After the Midnight Sun. Lofoten Islands. Norway.
Somebody take me there!!
I went to see Frozen today and it was absolutely adorable and to top that, when I walked out of the cinema it was snowing!! Perfect :D
I asked my lovely friend Lilja to tell me a bit about how Finns celebrate Independence day and she kindly agreed and made this post for me and you :)
Itsenäisyyspäivä, or Independence Day, is a Finnish holiday held to celebrate Finland’s withdrawal from the Russian Republic on 6 December 1917. In the morning, the Finnish flag is raised on Tähtitorninmäki in Helsinki. The holiday is a quiet one, however. There are only a few local events held in different cities. However, the University of Tampere holds a candlelight procession each year, from the University to Kalevankankaan hautausmaa, and afterwards, meets back in the city centre and the day is ended with a firework display.
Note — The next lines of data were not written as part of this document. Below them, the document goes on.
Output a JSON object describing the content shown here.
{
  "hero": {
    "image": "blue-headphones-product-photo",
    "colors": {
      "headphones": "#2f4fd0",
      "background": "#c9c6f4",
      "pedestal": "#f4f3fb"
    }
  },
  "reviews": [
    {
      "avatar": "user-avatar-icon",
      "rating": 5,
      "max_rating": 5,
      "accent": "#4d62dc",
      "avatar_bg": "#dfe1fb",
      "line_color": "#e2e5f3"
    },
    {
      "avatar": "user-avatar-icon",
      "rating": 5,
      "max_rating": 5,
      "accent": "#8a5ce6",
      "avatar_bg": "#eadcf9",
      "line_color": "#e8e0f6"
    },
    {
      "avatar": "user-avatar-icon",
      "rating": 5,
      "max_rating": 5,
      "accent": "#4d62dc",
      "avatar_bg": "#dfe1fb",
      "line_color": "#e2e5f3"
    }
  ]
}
There is also a broadcast of Linnanjuhlat, which is held at the Presidential Palace in Helsinki, and there are often over 2000 guests invited. These include the knights of the Mannerheim Cross, members of the Parliament, judges, military high officers, previous presidents, and guests of the current president’s own choosing, typically entertainers and sportsmen.